• What needs to be done: Some lines in the entries contain the word "data". Copy all of them.

*** Opening of The records ***

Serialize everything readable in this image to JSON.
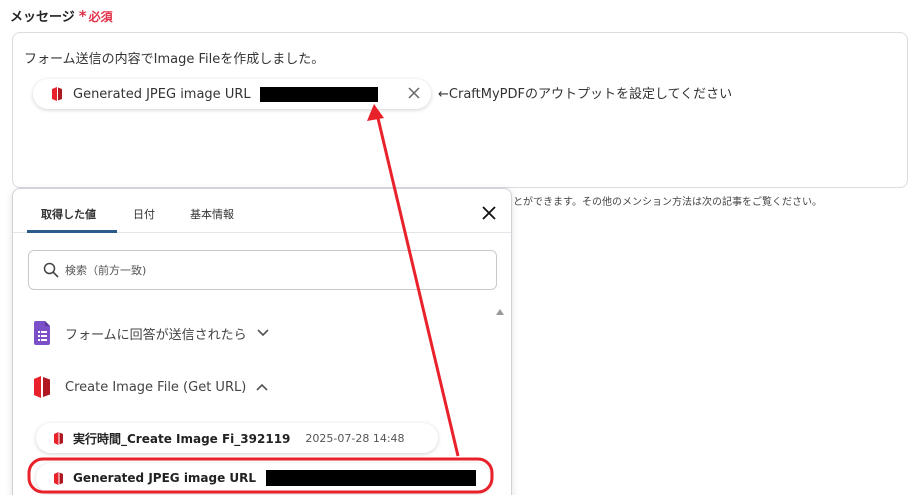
{
  "field": {
    "label": "メッセージ",
    "required_mark": "*",
    "required_text": "必須"
  },
  "message": {
    "text": "フォーム送信の内容でImage Fileを作成しました。",
    "chip_label": "Generated JPEG image URL",
    "hint": "←CraftMyPDFのアウトプットを設定してください"
  },
  "help_text": "とができます。その他のメンション方法は次の記事をご覧ください。",
  "picker": {
    "tabs": [
      {
        "label": "取得した値",
        "active": true
      },
      {
        "label": "日付",
        "active": false
      },
      {
        "label": "基本情報",
        "active": false
      }
    ],
    "search_placeholder": "検索（前方一致)",
    "groups": [
      {
        "label": "フォームに回答が送信されたら",
        "expanded": false,
        "icon": "form-icon"
      },
      {
        "label": "Create Image File (Get URL)",
        "expanded": true,
        "icon": "craftmypdf-icon"
      }
    ],
    "results": [
      {
        "label": "実行時間_Create Image Fi_392119",
        "time": "2025-07-28 14:48"
      },
      {
        "label": "Generated JPEG image URL",
        "time": ""
      }
    ]
  },
  "colors": {
    "accent": "#2a5b8c",
    "required": "#e0334a",
    "annotation": "#e8212b",
    "form_icon": "#7b4fc7"
  }
}
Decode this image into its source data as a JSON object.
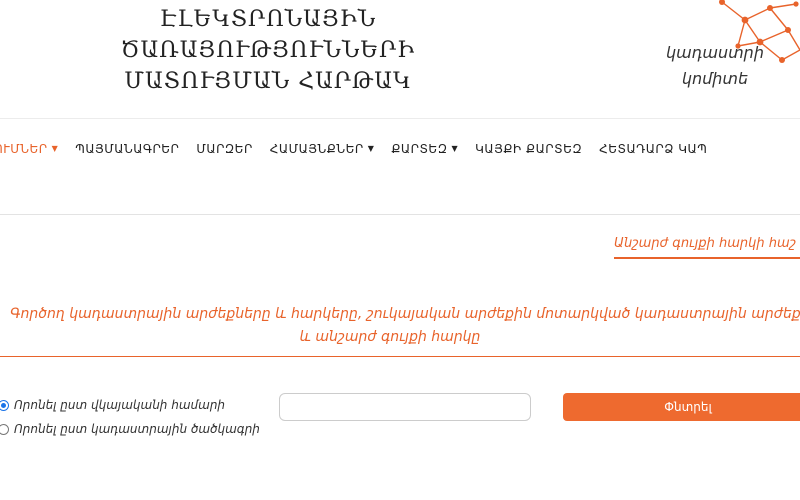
{
  "header": {
    "title_line1": "ԷԼԵԿՏՐՈՆԱՅԻՆ ԾԱՌԱՅՈՒԹՅՈՒՆՆԵՐԻ",
    "title_line2": "ՄԱՏՈՒՅՄԱՆ ՀԱՐԹԱԿ",
    "logo_line1": "կադաստրի",
    "logo_line2": "կոմիտե"
  },
  "colors": {
    "accent": "#e8632b",
    "button": "#ee6a2f",
    "radio_selected": "#1a73e8"
  },
  "nav": {
    "items": [
      {
        "label": "ՈՒՄՆԵՐ",
        "has_dropdown": true,
        "active": true
      },
      {
        "label": "ՊԱՅՄԱՆԱԳՐԵՐ",
        "has_dropdown": false
      },
      {
        "label": "ՄԱՐԶԵՐ",
        "has_dropdown": false
      },
      {
        "label": "ՀԱՄԱՅՆՔՆԵՐ",
        "has_dropdown": true
      },
      {
        "label": "ՔԱՐՏԵԶ",
        "has_dropdown": true
      },
      {
        "label": "ԿԱՅՔԻ ՔԱՐՏԵԶ",
        "has_dropdown": false
      },
      {
        "label": "ՀԵՏԱԴԱՐՁ ԿԱՊ",
        "has_dropdown": false
      }
    ],
    "caret": "▼"
  },
  "content": {
    "map_link": "Անշարժ գույքի հարկի հաշ",
    "info_line1": "Գործող կադաստրային արժեքները և հարկերը, շուկայական արժեքին մոտարկված կադաստրային արժեք",
    "info_line2": "և անշարժ գույքի հարկը"
  },
  "search": {
    "options": [
      {
        "label": "Որոնել ըստ վկայականի համարի",
        "selected": true
      },
      {
        "label": "Որոնել ըստ կադաստրային ծածկագրի",
        "selected": false
      }
    ],
    "input_value": "",
    "input_placeholder": "",
    "button_label": "Փնտրել"
  }
}
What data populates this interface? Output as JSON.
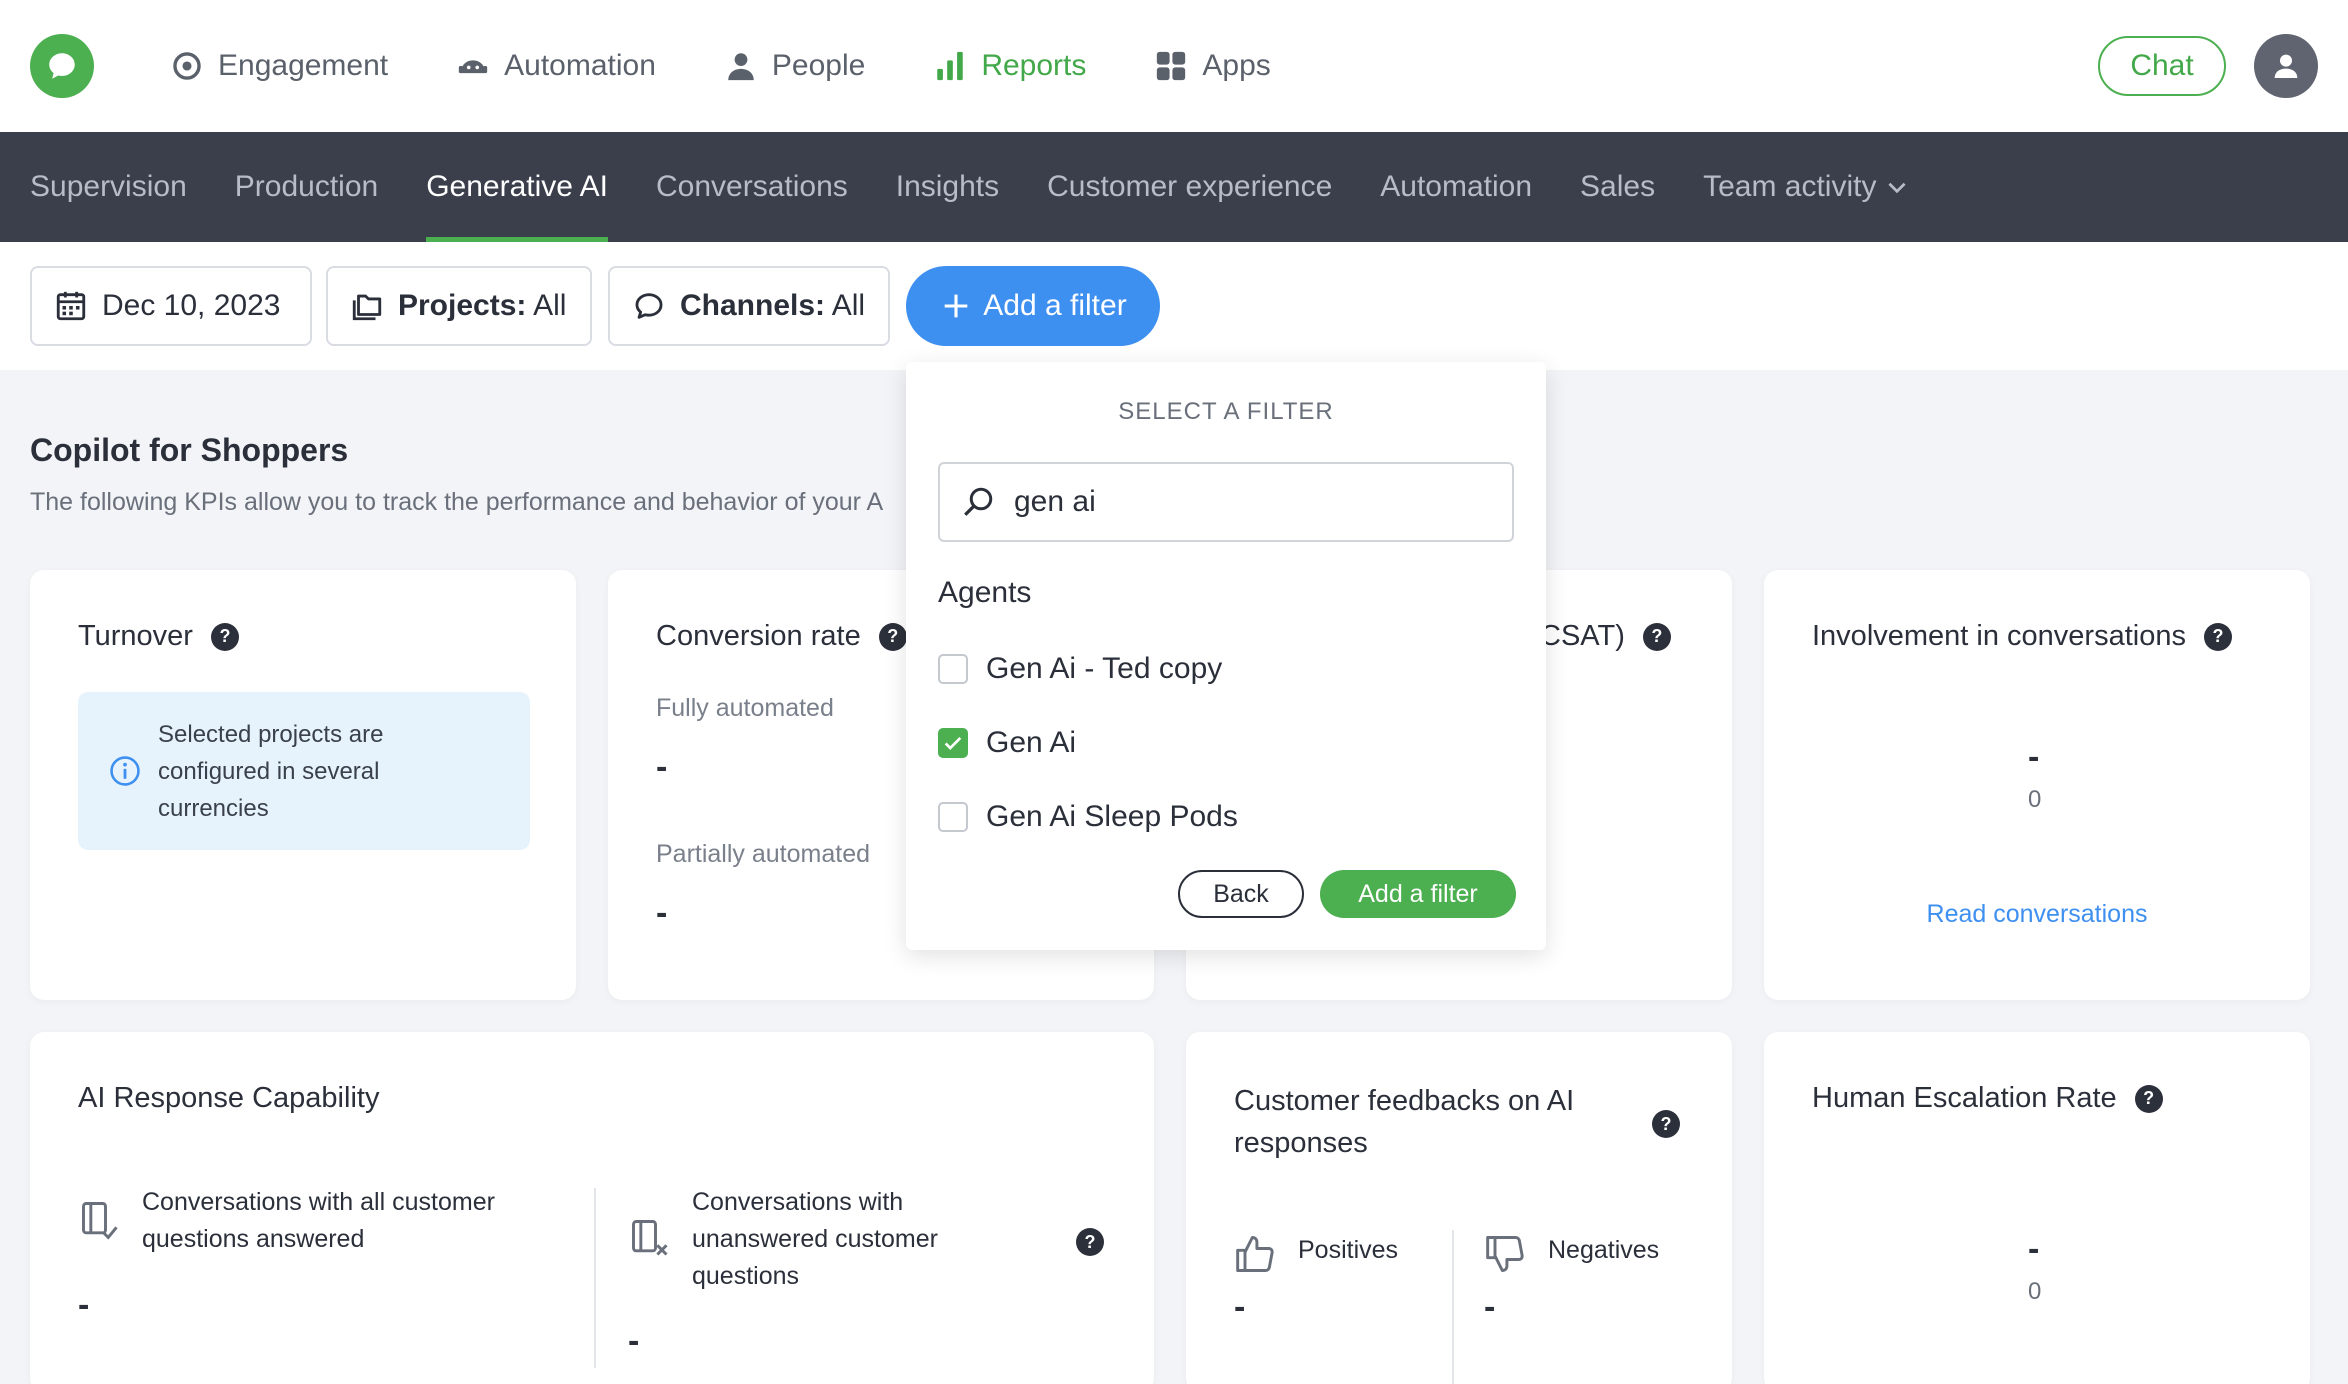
{
  "topnav": {
    "items": [
      {
        "label": "Engagement",
        "icon": "target-icon"
      },
      {
        "label": "Automation",
        "icon": "robot-icon"
      },
      {
        "label": "People",
        "icon": "person-icon"
      },
      {
        "label": "Reports",
        "icon": "bar-chart-icon",
        "active": true
      },
      {
        "label": "Apps",
        "icon": "grid-icon"
      }
    ],
    "chat_label": "Chat"
  },
  "tabs": [
    {
      "label": "Supervision"
    },
    {
      "label": "Production"
    },
    {
      "label": "Generative AI",
      "active": true
    },
    {
      "label": "Conversations"
    },
    {
      "label": "Insights"
    },
    {
      "label": "Customer experience"
    },
    {
      "label": "Automation"
    },
    {
      "label": "Sales"
    },
    {
      "label": "Team activity"
    }
  ],
  "filters": {
    "date": "Dec 10, 2023",
    "projects_label": "Projects:",
    "projects_value": "All",
    "channels_label": "Channels:",
    "channels_value": "All",
    "add_filter": "Add a filter"
  },
  "section": {
    "title": "Copilot for Shoppers",
    "subtitle": "The following KPIs allow you to track the performance and behavior of your A"
  },
  "cards": {
    "turnover": {
      "title": "Turnover",
      "info": "Selected projects are configured in several currencies"
    },
    "conversion": {
      "title": "Conversion rate",
      "fully": "Fully automated",
      "fully_value": "-",
      "partially": "Partially automated",
      "partially_value": "-"
    },
    "csat": {
      "title_partial": "CSAT)"
    },
    "involvement": {
      "title": "Involvement in conversations",
      "value": "-",
      "count": "0",
      "link": "Read conversations"
    },
    "ai_response": {
      "title": "AI Response Capability",
      "answered": "Conversations with all customer questions answered",
      "answered_value": "-",
      "unanswered": "Conversations with unanswered customer questions",
      "unanswered_value": "-"
    },
    "feedback": {
      "title": "Customer feedbacks on AI responses",
      "positives": "Positives",
      "positives_value": "-",
      "negatives": "Negatives",
      "negatives_value": "-"
    },
    "escalation": {
      "title": "Human Escalation Rate",
      "value": "-",
      "count": "0"
    }
  },
  "dropdown": {
    "title": "SELECT A FILTER",
    "search_value": "gen ai",
    "group": "Agents",
    "options": [
      {
        "label": "Gen Ai - Ted copy",
        "checked": false
      },
      {
        "label": "Gen Ai",
        "checked": true
      },
      {
        "label": "Gen Ai Sleep Pods",
        "checked": false
      }
    ],
    "back": "Back",
    "add": "Add a filter"
  },
  "colors": {
    "brand_green": "#4caf50",
    "accent_blue": "#3d8ff0",
    "tabbar_bg": "#3a3f4b"
  }
}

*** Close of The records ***

• Reply:
Decode this image into its source data as a JSON object.
What data populates this interface? Output as JSON.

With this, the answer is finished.